Traditional eGPUs like the Razer Core X Chroma or Lenovo Legion BoostStation seek to offer a blend of portability and performance. They’re not portable themselves—often they’re large boxes about the size of a mini desktop PC that stay at home on your desk and connect to a laptop via a Thunderbolt port. But they allow you to use an ultraportable laptop when you’re on the road with no use for a beefy gaming rig, and connect to the eGPU when you get home and want to indulge in a bit of fragging with silkier frame rates than your laptop could manage on its own. By contrast, the XG Mobile is, as its name suggests, designed to be carried with the Flow X13 laptop when you’re out and about. It measures 1.2 by 15.5 by 20.8 inches (HWD) and weighs 2.2 pounds, dramatically smaller and lighter than the 7-inch-tall Core X Chroma. Instead of a Thunderbolt connection, it features a proprietary Asus locking plug that is currently compatible only with the ROG Flow X13. As a result, the laptop and XG Mobile are currently available exclusively as a bundle, though Asus does plan to sell them separately starting later this year.
RTX 3080 Founders Edition desktop card. You can see the specs of all of the laptops in the charts below:
Alienware m15 R4, which uses an RTX 3070 that is one step down from the RTX 3080.
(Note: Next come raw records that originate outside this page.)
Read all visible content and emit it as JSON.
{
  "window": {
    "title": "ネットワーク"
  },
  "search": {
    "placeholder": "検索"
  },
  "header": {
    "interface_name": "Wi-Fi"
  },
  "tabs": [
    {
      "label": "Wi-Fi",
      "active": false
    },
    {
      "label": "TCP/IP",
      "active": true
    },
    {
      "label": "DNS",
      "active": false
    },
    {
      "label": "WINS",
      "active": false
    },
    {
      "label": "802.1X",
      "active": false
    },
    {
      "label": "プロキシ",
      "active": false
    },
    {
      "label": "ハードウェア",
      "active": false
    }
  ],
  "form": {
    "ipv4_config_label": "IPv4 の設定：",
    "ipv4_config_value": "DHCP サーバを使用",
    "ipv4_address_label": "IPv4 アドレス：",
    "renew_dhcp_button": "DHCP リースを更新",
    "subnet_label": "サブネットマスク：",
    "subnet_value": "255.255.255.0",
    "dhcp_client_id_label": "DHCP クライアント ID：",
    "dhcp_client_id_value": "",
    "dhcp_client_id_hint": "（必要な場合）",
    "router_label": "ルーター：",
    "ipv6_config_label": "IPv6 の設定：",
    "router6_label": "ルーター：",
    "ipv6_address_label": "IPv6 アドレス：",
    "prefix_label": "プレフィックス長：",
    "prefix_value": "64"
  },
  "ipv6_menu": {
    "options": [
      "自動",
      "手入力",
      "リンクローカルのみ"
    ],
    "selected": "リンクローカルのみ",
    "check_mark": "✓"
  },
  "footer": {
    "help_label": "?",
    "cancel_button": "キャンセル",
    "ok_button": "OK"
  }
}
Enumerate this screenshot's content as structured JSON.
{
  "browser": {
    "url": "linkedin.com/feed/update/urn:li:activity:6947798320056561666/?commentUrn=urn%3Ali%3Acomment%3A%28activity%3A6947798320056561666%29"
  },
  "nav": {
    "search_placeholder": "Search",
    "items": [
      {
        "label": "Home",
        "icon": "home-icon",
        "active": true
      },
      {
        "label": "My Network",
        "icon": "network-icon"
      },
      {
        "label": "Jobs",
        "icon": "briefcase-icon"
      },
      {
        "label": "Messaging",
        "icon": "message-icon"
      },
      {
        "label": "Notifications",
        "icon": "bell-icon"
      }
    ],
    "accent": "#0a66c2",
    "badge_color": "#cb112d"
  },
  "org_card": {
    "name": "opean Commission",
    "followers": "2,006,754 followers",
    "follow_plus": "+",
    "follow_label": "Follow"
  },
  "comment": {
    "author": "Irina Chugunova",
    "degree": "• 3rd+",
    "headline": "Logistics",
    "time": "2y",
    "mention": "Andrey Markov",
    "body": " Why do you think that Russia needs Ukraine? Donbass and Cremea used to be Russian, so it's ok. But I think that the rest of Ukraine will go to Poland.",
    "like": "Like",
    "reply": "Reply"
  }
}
Next up is another synthetic graphics test, this time from Unigine Corp. Like 3DMark, the Superposition test renders and pans through a detailed 3D scene and measures how the system copes. In this case, it’s rendered in the company’s eponymous Unigine engine, offering a different 3D workload scenario than 3DMark, and a second opinion on the machine’s graphical prowess.
January 29, 2021